Genesis and evil

In Mesopotamia, according to Ricœur who follows Heidel et al., the original chaos of a nature in tumult (with all the “stuff” already there) cannot be separated from the genesis of the gods. They don’t predate the world, or at least its unstructured mass. Some have come to existence with matter, other were born from those. Whether the gods are the product of a genesis or as eternal as matter, evil appears to be part of this original chaos: the initial theomachies and creation of man are not all good but incorporate evil. The myths and rituals, as they were played out in ancient ceremonies, repeated the initial struggle. In the context of Mesopotamian city-states and later kingdoms, these ceremonies reinforced the idea that social hierarchies were not the product of a social and economic development, but were set “on high”, and that all sorts of evil were at bottom part of the natural world, without clear separation between the sensible and the divine (as Plato would argue later there was).

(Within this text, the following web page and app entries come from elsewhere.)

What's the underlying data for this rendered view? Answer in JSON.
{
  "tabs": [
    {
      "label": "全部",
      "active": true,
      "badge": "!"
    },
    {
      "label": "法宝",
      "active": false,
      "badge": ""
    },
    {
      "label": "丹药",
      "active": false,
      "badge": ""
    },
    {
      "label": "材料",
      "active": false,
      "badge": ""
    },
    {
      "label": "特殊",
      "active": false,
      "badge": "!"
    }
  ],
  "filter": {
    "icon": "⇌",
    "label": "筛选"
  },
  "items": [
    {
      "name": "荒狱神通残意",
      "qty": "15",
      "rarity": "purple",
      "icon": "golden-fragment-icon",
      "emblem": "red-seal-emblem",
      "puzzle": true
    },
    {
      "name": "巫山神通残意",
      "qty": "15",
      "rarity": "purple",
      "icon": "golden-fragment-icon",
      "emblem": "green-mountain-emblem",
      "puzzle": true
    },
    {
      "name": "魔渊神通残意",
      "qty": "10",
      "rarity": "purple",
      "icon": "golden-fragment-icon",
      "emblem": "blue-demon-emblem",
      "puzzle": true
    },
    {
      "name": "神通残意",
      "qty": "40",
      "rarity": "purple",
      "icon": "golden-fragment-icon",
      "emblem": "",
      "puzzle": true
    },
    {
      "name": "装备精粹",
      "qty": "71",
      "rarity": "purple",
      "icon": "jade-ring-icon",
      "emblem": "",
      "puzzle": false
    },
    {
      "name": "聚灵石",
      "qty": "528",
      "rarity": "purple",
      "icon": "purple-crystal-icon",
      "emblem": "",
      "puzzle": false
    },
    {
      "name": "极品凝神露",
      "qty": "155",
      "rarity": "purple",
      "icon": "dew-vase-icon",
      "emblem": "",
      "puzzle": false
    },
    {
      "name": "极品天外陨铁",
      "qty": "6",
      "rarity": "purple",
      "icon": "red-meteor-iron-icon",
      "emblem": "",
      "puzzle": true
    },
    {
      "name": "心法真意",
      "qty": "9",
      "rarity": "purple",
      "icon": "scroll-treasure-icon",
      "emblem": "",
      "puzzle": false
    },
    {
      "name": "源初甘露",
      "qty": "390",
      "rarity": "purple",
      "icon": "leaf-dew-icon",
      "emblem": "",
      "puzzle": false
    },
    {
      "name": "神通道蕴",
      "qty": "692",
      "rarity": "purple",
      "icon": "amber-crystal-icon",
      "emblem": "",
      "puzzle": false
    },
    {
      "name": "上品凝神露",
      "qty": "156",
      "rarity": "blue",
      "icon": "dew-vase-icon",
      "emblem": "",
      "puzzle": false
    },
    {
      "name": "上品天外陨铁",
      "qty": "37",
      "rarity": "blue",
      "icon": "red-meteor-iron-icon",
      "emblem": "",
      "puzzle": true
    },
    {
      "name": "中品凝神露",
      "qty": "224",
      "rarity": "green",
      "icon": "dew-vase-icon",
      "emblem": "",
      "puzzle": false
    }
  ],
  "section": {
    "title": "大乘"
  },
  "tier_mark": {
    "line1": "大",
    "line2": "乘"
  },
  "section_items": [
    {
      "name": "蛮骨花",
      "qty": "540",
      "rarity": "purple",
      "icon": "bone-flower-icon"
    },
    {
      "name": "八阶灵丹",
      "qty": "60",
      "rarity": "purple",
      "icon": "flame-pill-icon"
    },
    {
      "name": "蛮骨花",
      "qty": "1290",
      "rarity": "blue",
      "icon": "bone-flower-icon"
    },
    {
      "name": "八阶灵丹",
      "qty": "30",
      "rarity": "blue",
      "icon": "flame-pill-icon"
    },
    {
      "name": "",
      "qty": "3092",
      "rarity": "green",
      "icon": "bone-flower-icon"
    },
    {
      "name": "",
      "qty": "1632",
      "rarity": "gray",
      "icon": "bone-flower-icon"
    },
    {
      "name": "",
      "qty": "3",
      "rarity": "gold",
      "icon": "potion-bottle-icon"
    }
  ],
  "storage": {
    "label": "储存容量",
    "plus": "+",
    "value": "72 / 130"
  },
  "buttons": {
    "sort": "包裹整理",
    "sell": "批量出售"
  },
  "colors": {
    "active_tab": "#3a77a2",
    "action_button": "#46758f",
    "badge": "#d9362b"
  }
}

In Israel, the divinity was not generated, in any of the stories about the origins of the world. This god appears to be single, clearly so in the most self-reflexive (and elaborated at a later date, exilic and post-exilic most likely) parts of Scripture. Creation is all good, though as presented in Genesis, it is still an ordering of chaotic matter. In the following story of the advent of man and woman, evil is explained as a sort of accident, not as being part of the fabric of the universe (or at least of the universe created by god). The man (האדם) is part of a series, but it is proposed that there is a beginning to evil. The anti-mythic bend of this story goes so far as to make the nephilim and the flood story parts of the fall myth. Yet, even if evil is presented as an accident or an individual occurrence, it seems to be part also of a chain of events which may all be connected to each other (not quite as in Greek tragedy, however, since nature and the divine are much more separated).

It is in the confrontation with exile (Nineveh for northerners, Babylon for southerners), that the idea of a universal god becomes refined, a god who makes a covenant with a small, defeated, kingless, temple-less, nation which has begun to explain its history (and write it) as following a logic of chastisement and return.